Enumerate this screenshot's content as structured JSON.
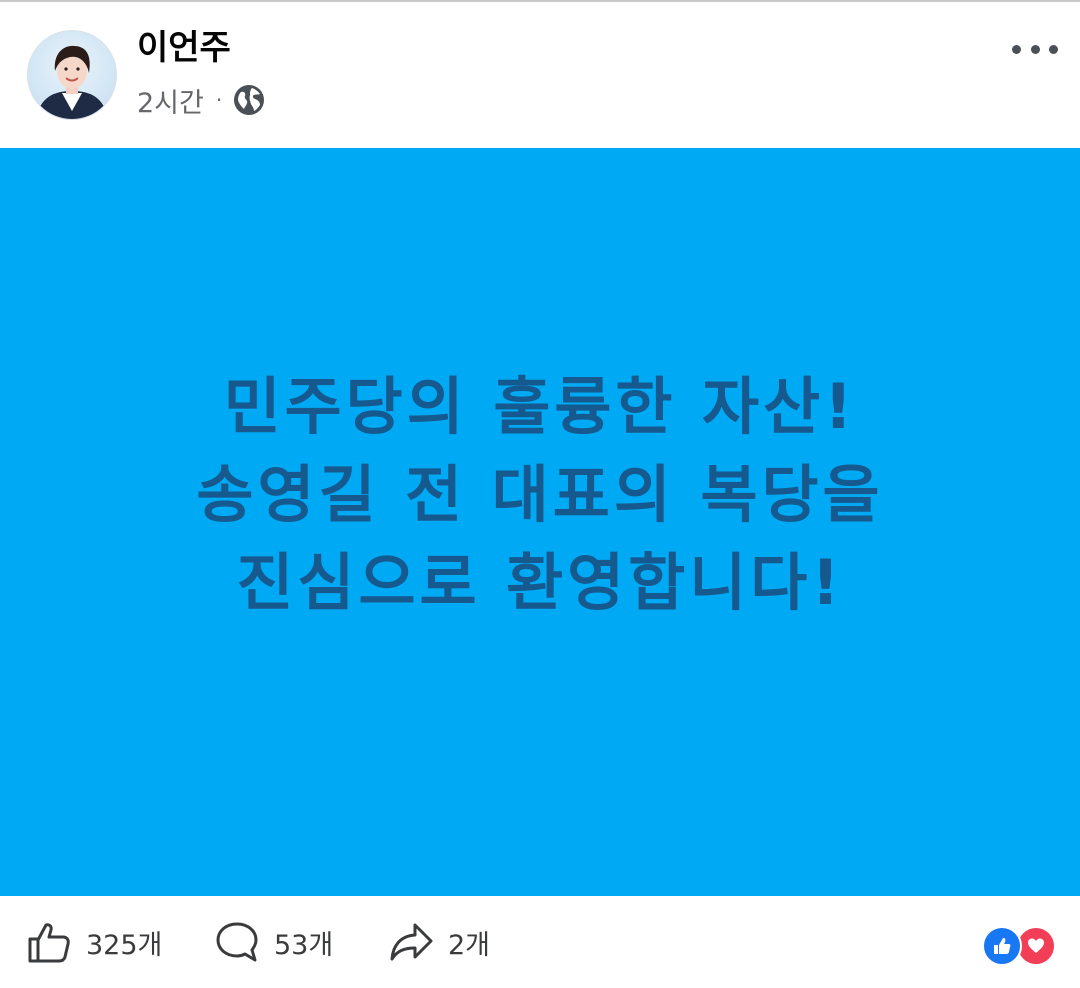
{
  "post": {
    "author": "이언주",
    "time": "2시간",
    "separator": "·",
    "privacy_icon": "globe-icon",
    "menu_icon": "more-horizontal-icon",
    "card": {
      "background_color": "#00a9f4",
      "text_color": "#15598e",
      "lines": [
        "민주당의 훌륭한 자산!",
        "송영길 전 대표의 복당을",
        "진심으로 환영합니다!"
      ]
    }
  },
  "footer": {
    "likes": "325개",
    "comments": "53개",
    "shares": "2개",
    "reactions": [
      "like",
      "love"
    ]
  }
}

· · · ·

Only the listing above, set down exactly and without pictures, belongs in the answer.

_Reply to the task:_
Enumerate this screenshot's content as structured JSON.
{
  "post": {
    "author": "이언주",
    "time": "2시간",
    "separator": "·",
    "privacy_icon": "globe-icon",
    "menu_icon": "more-horizontal-icon",
    "card": {
      "background_color": "#00a9f4",
      "text_color": "#15598e",
      "lines": [
        "민주당의 훌륭한 자산!",
        "송영길 전 대표의 복당을",
        "진심으로 환영합니다!"
      ]
    }
  },
  "footer": {
    "likes": "325개",
    "comments": "53개",
    "shares": "2개",
    "reactions": [
      "like",
      "love"
    ]
  }
}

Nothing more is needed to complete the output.